As aptly observed by the majority, the obligation to stop pursuant to the statute at issue is not triggered by the timing of when the victim expires, nor by who caused the accident or the victim's death. Maj. Op. at 1153. Rather, all that the statute requires is that the driver be “involved” in an accident where injury or death has occurred. As there is no question that death occurred in this instance, the relevant inquiry then becomes what constitutes an accident, and what is its duration, for purposes of the statute. As the majority points out, one can imagine endless scenarios of accidents concluding swiftly or continuing for a greater duration. In my view, where there is a factual dispute, as here, regarding whether the events at issue constitute an ongoing accident for purposes of the statute, it is for a jury to resolve that question.

Accordingly, I would reverse the lower courts' dismissal of the case on Appellee's habeas petition and remand for trial. It is for a factfinder to determine when the accident ended and if Appellee was or was not, therefore, involved in “an accident resulting in injury or death” when he struck the Victim.

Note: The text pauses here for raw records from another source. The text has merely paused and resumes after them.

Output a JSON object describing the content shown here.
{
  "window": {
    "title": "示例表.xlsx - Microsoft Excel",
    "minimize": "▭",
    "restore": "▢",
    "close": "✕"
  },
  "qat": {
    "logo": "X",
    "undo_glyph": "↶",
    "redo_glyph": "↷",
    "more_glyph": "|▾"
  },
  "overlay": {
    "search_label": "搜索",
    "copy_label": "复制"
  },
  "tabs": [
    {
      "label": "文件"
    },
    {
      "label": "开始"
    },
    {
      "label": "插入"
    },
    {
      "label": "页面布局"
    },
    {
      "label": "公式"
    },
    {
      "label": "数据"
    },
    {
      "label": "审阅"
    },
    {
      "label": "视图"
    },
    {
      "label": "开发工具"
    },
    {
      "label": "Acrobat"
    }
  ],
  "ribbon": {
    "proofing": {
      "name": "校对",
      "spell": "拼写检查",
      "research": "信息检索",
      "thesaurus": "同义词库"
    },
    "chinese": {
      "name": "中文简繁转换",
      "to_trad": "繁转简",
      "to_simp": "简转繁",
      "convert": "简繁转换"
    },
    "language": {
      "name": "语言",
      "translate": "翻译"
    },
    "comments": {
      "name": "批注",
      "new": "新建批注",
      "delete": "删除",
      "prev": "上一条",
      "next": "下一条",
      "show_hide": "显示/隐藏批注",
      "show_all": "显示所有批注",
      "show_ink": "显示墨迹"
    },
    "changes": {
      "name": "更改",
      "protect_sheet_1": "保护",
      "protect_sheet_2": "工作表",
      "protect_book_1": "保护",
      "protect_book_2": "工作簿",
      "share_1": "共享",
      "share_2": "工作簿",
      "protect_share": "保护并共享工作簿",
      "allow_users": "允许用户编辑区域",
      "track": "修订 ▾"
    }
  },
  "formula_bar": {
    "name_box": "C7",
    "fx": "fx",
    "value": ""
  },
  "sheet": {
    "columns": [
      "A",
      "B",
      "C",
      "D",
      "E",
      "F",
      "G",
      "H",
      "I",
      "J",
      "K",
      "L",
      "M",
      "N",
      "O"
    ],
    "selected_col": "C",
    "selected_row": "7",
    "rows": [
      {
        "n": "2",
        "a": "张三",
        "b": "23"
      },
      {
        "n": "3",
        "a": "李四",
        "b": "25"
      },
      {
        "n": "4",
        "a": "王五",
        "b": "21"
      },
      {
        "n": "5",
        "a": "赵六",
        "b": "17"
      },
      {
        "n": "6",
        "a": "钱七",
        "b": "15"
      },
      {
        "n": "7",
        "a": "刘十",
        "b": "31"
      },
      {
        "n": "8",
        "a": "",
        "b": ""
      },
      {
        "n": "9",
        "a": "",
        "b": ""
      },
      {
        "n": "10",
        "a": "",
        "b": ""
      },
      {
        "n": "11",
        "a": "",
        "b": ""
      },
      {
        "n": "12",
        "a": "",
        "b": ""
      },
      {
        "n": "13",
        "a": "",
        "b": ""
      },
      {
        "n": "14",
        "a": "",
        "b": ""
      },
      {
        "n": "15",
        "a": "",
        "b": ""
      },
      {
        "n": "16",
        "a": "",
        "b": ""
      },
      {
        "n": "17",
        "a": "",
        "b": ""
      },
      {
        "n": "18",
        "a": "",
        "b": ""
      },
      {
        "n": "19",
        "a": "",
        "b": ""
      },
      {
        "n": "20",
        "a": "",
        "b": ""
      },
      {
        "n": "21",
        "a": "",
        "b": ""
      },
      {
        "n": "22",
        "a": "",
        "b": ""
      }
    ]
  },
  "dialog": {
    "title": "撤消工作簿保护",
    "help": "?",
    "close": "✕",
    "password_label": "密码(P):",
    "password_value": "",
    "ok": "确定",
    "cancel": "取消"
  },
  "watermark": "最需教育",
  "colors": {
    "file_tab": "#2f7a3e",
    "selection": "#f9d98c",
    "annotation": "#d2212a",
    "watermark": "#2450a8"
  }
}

Because I would resolve the case as set forth above, I would not, as the majority does, go on to address the argument forwarded by amici, that even if Appellee struck Victim after he had expired, this would constitute an injury for purposes of the statute at issue. Moreover, with regard to this topic, I do not agree with the majority's conclusion that the statutory language at issue should be read to include injury to a deceased person. The statute speaks of an accident involving either “the injury or death of any person,” contemplating, in the conjunctive, one or the other so long as either occurs to a “person.” Respectfully, I find strained, at best, the majority's conclusion that the hitting of a deceased's body represents an injury to a person under this statutory scheme. Rather, I believe it clear from the totality of the legislative language that the statute was intended to apply to a driver who kills or injures a living person. There are other sections of the Vehicle Code dealing with damages to property, but they are not within the scope of this appeal, and their language or rationale should not be conflated herewith to justify the majority's broader reading regarding this narrow provision of the law. Thus, on this point, I am in dissent.